### What is being asked
Counting only the lines below that contain the word "Bottom", what is the total? Give it with no other words.

————————

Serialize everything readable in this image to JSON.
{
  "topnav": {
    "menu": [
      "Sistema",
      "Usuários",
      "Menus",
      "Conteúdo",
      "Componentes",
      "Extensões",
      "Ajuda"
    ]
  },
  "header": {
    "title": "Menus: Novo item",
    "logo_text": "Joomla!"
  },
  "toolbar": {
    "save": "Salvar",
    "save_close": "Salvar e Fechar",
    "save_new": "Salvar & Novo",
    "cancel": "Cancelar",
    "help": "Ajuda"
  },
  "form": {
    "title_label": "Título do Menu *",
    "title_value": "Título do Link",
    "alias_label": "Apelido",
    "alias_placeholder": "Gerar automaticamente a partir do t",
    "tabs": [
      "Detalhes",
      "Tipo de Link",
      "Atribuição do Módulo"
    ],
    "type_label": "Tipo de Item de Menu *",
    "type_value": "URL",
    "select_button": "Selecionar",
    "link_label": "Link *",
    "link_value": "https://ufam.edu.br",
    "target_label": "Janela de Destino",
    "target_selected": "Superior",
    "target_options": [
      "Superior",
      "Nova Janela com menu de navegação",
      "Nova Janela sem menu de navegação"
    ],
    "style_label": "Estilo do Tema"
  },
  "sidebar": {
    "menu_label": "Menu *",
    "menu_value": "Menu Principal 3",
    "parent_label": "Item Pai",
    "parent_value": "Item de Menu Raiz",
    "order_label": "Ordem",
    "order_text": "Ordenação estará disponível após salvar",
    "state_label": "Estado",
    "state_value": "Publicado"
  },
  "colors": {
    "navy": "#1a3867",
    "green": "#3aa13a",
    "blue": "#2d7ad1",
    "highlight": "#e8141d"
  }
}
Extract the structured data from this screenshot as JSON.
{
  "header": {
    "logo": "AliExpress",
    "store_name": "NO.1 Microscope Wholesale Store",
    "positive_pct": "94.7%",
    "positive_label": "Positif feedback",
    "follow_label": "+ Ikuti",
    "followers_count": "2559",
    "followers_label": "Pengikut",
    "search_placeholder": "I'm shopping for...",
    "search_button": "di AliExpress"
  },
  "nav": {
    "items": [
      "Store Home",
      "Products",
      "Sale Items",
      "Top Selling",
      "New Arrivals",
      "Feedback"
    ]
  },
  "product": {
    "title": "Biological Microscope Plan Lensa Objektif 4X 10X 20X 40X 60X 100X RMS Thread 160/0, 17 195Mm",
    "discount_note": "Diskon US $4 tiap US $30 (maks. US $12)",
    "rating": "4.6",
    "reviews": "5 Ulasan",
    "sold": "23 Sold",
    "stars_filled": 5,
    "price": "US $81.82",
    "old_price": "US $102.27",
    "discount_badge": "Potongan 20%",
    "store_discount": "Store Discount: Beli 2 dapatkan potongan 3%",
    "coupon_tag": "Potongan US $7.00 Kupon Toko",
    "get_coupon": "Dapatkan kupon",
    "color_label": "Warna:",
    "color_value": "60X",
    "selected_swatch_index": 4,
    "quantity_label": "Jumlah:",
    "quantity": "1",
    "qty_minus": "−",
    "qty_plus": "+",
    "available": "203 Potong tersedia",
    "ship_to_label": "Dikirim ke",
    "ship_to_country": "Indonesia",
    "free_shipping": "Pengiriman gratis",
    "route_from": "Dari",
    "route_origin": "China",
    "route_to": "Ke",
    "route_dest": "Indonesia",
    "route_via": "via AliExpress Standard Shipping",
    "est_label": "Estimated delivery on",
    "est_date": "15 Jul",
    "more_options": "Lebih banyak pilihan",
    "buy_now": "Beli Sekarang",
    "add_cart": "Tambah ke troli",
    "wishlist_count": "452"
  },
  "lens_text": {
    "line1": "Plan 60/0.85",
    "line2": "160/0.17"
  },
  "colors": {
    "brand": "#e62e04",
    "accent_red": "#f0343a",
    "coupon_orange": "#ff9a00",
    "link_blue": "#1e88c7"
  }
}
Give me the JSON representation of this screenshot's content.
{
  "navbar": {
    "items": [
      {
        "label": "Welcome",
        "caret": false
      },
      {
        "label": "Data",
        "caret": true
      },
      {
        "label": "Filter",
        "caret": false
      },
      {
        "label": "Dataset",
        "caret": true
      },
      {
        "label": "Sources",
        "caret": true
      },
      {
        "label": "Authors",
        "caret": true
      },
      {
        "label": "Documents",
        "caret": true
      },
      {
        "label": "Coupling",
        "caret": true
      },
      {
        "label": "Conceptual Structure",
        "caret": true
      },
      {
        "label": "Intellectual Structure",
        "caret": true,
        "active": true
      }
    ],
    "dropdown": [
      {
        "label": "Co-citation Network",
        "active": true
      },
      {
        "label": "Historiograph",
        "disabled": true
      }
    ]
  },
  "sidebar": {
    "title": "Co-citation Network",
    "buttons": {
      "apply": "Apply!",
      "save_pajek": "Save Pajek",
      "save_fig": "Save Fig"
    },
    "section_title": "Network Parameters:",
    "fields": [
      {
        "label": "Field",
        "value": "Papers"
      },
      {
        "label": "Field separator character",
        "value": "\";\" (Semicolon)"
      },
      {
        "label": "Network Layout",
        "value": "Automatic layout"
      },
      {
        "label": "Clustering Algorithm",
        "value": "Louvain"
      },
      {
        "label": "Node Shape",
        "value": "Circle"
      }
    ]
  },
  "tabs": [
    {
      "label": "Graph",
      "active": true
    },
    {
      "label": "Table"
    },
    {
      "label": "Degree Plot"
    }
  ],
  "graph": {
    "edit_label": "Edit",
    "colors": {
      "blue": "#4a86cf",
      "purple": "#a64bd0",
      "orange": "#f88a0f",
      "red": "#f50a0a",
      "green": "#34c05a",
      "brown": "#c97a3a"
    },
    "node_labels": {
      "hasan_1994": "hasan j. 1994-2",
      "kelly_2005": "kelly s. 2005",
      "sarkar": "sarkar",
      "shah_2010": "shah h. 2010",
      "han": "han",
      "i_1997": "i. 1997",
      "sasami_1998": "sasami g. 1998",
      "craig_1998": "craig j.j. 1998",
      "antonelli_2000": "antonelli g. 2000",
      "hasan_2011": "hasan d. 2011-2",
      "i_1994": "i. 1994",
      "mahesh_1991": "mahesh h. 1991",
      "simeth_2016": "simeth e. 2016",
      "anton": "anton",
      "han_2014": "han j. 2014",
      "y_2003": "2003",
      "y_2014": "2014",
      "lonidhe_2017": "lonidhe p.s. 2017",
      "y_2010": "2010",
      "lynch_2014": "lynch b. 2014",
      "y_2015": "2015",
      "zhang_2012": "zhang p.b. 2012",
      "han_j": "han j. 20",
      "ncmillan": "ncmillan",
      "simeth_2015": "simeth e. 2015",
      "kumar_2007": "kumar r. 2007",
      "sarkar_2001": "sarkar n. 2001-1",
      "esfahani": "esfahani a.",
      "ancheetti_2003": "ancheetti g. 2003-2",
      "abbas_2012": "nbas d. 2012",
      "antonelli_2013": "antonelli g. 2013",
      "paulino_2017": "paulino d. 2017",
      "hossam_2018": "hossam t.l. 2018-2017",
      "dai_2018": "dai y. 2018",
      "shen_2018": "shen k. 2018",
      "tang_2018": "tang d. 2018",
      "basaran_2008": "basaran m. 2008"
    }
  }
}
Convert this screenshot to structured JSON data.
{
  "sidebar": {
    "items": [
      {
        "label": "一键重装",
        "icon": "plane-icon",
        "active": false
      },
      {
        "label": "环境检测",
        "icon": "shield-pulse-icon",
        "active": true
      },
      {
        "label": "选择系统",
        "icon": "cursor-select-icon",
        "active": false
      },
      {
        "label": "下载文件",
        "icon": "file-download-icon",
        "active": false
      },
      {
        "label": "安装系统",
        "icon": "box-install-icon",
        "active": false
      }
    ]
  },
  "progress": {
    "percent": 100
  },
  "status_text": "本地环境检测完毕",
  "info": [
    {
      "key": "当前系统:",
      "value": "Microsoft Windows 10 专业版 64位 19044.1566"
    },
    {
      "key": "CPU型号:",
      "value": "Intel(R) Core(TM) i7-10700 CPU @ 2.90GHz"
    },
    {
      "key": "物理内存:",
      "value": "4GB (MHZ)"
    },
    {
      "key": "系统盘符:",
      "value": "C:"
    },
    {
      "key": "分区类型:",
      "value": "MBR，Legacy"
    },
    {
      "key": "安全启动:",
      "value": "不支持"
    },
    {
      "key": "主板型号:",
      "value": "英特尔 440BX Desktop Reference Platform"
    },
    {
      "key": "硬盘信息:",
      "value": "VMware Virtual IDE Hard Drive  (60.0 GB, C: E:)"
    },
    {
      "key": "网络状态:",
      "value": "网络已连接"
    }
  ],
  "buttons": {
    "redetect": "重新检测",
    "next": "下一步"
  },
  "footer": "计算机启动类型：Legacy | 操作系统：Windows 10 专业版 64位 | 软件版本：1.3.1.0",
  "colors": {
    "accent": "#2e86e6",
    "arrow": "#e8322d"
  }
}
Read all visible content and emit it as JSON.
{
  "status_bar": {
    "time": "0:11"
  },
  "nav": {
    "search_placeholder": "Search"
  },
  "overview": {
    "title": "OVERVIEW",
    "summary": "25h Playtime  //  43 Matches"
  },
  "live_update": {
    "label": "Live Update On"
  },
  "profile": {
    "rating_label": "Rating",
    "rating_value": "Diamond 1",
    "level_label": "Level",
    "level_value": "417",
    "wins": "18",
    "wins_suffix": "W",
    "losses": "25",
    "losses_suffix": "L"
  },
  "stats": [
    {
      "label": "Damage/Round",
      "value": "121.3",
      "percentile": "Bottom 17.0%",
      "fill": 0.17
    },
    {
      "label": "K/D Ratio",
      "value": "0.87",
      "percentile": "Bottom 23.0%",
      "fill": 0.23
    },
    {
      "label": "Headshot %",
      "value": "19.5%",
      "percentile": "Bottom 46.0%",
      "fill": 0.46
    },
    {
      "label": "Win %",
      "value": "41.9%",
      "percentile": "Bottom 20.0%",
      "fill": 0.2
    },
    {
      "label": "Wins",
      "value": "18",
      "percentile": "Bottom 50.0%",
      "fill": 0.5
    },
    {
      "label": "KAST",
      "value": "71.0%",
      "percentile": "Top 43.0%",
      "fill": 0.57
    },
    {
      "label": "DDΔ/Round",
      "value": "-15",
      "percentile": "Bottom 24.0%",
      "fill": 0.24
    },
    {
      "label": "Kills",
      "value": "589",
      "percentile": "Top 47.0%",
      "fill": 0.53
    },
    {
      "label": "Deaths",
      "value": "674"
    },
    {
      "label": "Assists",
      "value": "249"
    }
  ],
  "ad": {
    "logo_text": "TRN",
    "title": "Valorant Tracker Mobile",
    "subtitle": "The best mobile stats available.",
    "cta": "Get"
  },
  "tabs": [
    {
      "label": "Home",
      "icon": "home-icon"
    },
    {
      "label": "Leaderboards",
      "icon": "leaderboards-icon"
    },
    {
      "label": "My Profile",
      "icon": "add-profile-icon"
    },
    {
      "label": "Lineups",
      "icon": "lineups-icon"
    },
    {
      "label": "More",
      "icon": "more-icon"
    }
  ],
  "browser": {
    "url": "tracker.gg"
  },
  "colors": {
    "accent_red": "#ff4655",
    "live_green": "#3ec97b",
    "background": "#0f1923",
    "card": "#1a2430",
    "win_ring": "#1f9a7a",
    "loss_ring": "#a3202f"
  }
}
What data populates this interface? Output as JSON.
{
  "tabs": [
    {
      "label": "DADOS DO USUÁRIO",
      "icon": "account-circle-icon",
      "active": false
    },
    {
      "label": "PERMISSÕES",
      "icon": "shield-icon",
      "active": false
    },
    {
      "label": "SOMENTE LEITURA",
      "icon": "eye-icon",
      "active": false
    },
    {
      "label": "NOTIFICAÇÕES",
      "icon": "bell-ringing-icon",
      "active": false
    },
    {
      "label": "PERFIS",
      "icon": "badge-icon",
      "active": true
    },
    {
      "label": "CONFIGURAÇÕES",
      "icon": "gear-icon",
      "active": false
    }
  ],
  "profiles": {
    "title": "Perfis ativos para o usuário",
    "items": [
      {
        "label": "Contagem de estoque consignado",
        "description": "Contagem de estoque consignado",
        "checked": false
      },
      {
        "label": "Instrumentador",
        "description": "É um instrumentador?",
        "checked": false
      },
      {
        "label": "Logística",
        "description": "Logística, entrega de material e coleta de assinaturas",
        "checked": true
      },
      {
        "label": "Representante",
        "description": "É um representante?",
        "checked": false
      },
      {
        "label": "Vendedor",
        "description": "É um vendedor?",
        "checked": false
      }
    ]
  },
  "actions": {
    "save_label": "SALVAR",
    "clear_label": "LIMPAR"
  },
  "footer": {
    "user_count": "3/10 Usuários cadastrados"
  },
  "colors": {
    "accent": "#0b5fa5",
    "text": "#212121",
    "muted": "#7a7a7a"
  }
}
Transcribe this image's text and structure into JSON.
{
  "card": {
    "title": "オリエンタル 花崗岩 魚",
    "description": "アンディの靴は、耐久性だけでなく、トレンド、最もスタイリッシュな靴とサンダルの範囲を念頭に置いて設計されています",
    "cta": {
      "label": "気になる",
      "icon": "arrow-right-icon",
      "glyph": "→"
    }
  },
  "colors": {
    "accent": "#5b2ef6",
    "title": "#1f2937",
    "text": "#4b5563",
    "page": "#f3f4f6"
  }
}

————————

### Response area
6